Your goal: Print out the entries that follow exactly, missing none.

Data for this exercise:
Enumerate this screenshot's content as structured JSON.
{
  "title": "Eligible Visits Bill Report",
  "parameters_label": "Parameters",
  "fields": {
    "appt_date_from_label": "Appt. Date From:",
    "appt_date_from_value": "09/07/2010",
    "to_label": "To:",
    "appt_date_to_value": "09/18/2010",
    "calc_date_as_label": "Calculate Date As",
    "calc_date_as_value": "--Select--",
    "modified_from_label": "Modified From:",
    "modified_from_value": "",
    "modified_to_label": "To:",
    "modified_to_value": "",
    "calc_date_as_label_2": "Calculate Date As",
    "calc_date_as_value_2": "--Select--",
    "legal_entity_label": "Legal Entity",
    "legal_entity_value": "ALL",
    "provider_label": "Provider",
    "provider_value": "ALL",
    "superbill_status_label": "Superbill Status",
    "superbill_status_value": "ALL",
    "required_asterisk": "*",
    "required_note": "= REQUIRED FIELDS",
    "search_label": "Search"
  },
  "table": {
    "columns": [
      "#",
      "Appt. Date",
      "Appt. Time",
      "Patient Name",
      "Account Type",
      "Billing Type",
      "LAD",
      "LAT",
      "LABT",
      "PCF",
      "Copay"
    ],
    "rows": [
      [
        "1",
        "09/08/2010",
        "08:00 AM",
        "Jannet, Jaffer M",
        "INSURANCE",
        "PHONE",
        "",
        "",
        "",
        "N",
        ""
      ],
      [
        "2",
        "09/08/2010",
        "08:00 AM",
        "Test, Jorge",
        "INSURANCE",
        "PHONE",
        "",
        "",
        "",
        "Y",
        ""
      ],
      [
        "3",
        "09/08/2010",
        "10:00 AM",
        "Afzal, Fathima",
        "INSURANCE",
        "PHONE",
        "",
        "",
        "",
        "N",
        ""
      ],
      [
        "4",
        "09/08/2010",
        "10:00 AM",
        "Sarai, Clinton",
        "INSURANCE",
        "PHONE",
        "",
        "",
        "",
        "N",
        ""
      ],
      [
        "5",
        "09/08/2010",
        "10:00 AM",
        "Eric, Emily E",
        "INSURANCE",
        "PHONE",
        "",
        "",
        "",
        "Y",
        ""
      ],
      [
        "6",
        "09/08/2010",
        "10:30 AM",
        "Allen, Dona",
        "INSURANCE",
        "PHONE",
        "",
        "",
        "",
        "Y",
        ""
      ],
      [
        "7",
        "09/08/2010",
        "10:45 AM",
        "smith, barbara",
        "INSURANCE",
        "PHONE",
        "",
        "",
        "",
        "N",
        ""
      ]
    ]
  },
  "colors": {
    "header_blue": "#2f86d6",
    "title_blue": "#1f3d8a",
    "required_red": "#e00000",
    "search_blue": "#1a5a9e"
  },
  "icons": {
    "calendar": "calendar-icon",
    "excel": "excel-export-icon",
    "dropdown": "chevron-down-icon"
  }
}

Solution for this problem:
Enumerate this screenshot's content as structured JSON.
{
  "title": "Eligible Visits Bill Report",
  "parameters_label": "Parameters",
  "fields": {
    "appt_date_from_label": "Appt. Date From:",
    "appt_date_from_value": "09/07/2010",
    "to_label": "To:",
    "appt_date_to_value": "09/18/2010",
    "calc_date_as_label": "Calculate Date As",
    "calc_date_as_value": "--Select--",
    "modified_from_label": "Modified From:",
    "modified_from_value": "",
    "modified_to_label": "To:",
    "modified_to_value": "",
    "calc_date_as_label_2": "Calculate Date As",
    "calc_date_as_value_2": "--Select--",
    "legal_entity_label": "Legal Entity",
    "legal_entity_value": "ALL",
    "provider_label": "Provider",
    "provider_value": "ALL",
    "superbill_status_label": "Superbill Status",
    "superbill_status_value": "ALL",
    "required_asterisk": "*",
    "required_note": "= REQUIRED FIELDS",
    "search_label": "Search"
  },
  "table": {
    "columns": [
      "#",
      "Appt. Date",
      "Appt. Time",
      "Patient Name",
      "Account Type",
      "Billing Type",
      "LAD",
      "LAT",
      "LABT",
      "PCF",
      "Copay"
    ],
    "rows": [
      [
        "1",
        "09/08/2010",
        "08:00 AM",
        "Jannet, Jaffer M",
        "INSURANCE",
        "PHONE",
        "",
        "",
        "",
        "N",
        ""
      ],
      [
        "2",
        "09/08/2010",
        "08:00 AM",
        "Test, Jorge",
        "INSURANCE",
        "PHONE",
        "",
        "",
        "",
        "Y",
        ""
      ],
      [
        "3",
        "09/08/2010",
        "10:00 AM",
        "Afzal, Fathima",
        "INSURANCE",
        "PHONE",
        "",
        "",
        "",
        "N",
        ""
      ],
      [
        "4",
        "09/08/2010",
        "10:00 AM",
        "Sarai, Clinton",
        "INSURANCE",
        "PHONE",
        "",
        "",
        "",
        "N",
        ""
      ],
      [
        "5",
        "09/08/2010",
        "10:00 AM",
        "Eric, Emily E",
        "INSURANCE",
        "PHONE",
        "",
        "",
        "",
        "Y",
        ""
      ],
      [
        "6",
        "09/08/2010",
        "10:30 AM",
        "Allen, Dona",
        "INSURANCE",
        "PHONE",
        "",
        "",
        "",
        "Y",
        ""
      ],
      [
        "7",
        "09/08/2010",
        "10:45 AM",
        "smith, barbara",
        "INSURANCE",
        "PHONE",
        "",
        "",
        "",
        "N",
        ""
      ]
    ]
  },
  "colors": {
    "header_blue": "#2f86d6",
    "title_blue": "#1f3d8a",
    "required_red": "#e00000",
    "search_blue": "#1a5a9e"
  },
  "icons": {
    "calendar": "calendar-icon",
    "excel": "excel-export-icon",
    "dropdown": "chevron-down-icon"
  }
}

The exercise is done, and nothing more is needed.